When you’re taking care of these problem spots, “ask yourself, why doesn’t this have a home? Is it because I really don’t need it or it doesn’t go anywhere? If that’s the case, get rid of it.”
Taming these areas of your life can be overwhelming. To keep things in perspective, “focus on your end goal, not the clutter,” Cohen said.
“If your garage is packed with boxes and stuff and your goal is to park your car in there or to use the space to make art, then keep that goal in mind. By focusing on what you’d like the room to look like, that will keep you excited and energized as you get rid of stuff.”
A lot of us will get organized—and then be disorganized again in a week. To make sustainable changes, follow these suggestions from Campos:
1. Create a “central” hub for your home. A place where everyone in the household could… put Post-It Notes to give updates, where all “stuff” can be placed, etc. This will better the communication of everyone in the home and should not take long to create.
2. Spend five to 15 minutes every morning to journal. As strange as it sounds, by decluttering your mind you’ll realize what things have been bothering you and be able to address them.
3. Put things away as soon as you are done using them! This alone could save you lots of heartache for 2019.

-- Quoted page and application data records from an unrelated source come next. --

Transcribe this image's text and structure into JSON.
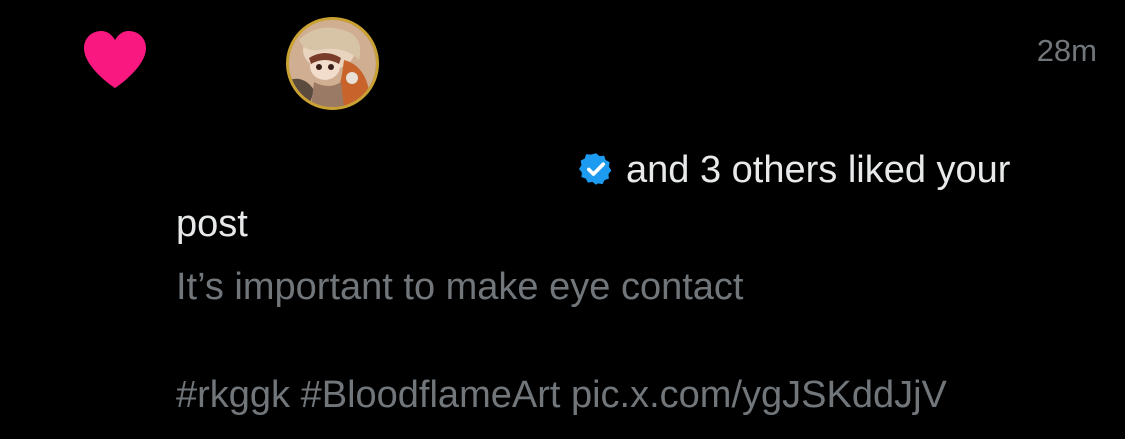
{
  "notification": {
    "icon": "heart-icon",
    "accent_color": "#f91880",
    "verified_color": "#1d9bf0",
    "avatar": "avatar",
    "timestamp": "28m",
    "liked_text": "and 3 others liked your post",
    "post_text": "It’s important to make eye contact",
    "post_tags": "#rkggk #BloodflameArt pic.x.com/ygJSKddJjV"
  }
}
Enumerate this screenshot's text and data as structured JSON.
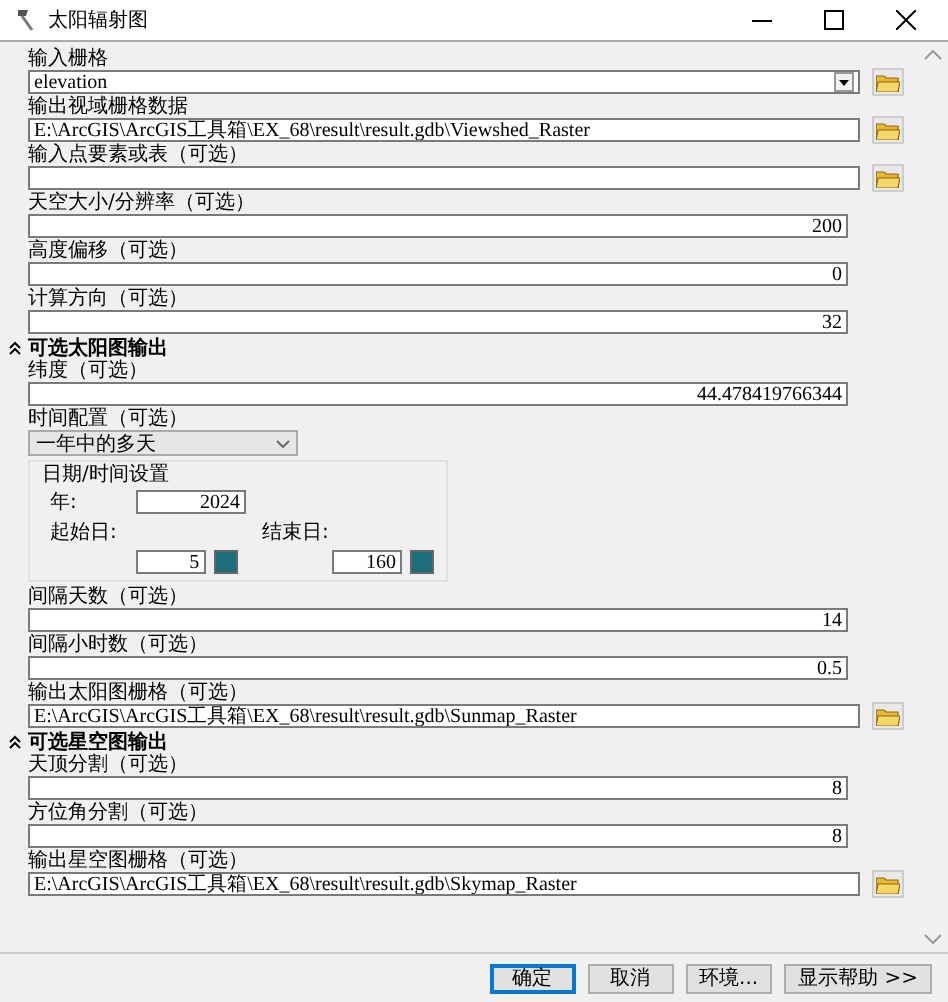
{
  "window": {
    "title": "太阳辐射图"
  },
  "params": [
    {
      "kind": "combo",
      "label": "输入栅格",
      "value": "elevation"
    },
    {
      "kind": "path",
      "label": "输出视域栅格数据",
      "value": "E:\\ArcGIS\\ArcGIS工具箱\\EX_68\\result\\result.gdb\\Viewshed_Raster"
    },
    {
      "kind": "path",
      "label": "输入点要素或表（可选）"
    },
    {
      "kind": "number",
      "label": "天空大小/分辨率（可选）",
      "value": "200"
    },
    {
      "kind": "number",
      "label": "高度偏移（可选）",
      "value": "0"
    },
    {
      "kind": "number",
      "label": "计算方向（可选）",
      "value": "32"
    },
    {
      "kind": "section",
      "label": "可选太阳图输出",
      "expanded": true
    },
    {
      "kind": "number",
      "label": "纬度（可选）",
      "value": "44.478419766344"
    },
    {
      "kind": "select",
      "label": "时间配置（可选）",
      "value": "一年中的多天"
    },
    {
      "kind": "datetime",
      "title": "日期/时间设置",
      "year_label": "年:",
      "year": "2024",
      "start_label": "起始日:",
      "start": "5",
      "end_label": "结束日:",
      "end": "160"
    },
    {
      "kind": "number",
      "label": "间隔天数（可选）",
      "value": "14"
    },
    {
      "kind": "number",
      "label": "间隔小时数（可选）",
      "value": "0.5"
    },
    {
      "kind": "path",
      "label": "输出太阳图栅格（可选）",
      "value": "E:\\ArcGIS\\ArcGIS工具箱\\EX_68\\result\\result.gdb\\Sunmap_Raster"
    },
    {
      "kind": "section",
      "label": "可选星空图输出",
      "expanded": true
    },
    {
      "kind": "number",
      "label": "天顶分割（可选）",
      "value": "8"
    },
    {
      "kind": "number",
      "label": "方位角分割（可选）",
      "value": "8"
    },
    {
      "kind": "path",
      "label": "输出星空图栅格（可选）",
      "value": "E:\\ArcGIS\\ArcGIS工具箱\\EX_68\\result\\result.gdb\\Skymap_Raster"
    }
  ],
  "buttons": [
    {
      "label": "确定",
      "default": true
    },
    {
      "label": "取消",
      "default": false
    },
    {
      "label": "环境...",
      "default": false
    },
    {
      "label": "显示帮助 >>",
      "default": false
    }
  ]
}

Katie Moritz is Rewire’s senior editor and a Pisces who enjoys thrift stores, rock concerts and pho. She covered politics for the daily newspaper in Juneau, Alaska, before driving down to Minnesota to help produce long-standing public affairs show “Almanac” at Twin Cities PBS. Now she edits and writes the articles that appear on Rewire, and works with its pool of freelance journalists. She has also written episodes of PBS Digital Studios series “Sound Field” and “America From Scratch.” She’s the host of the history webseries “30-Second Minnesota,” which was nominated for an Upper Midwest Regional Emmy Award. Reach her via email at [email protected] Follow her on Twitter @katecmoritz.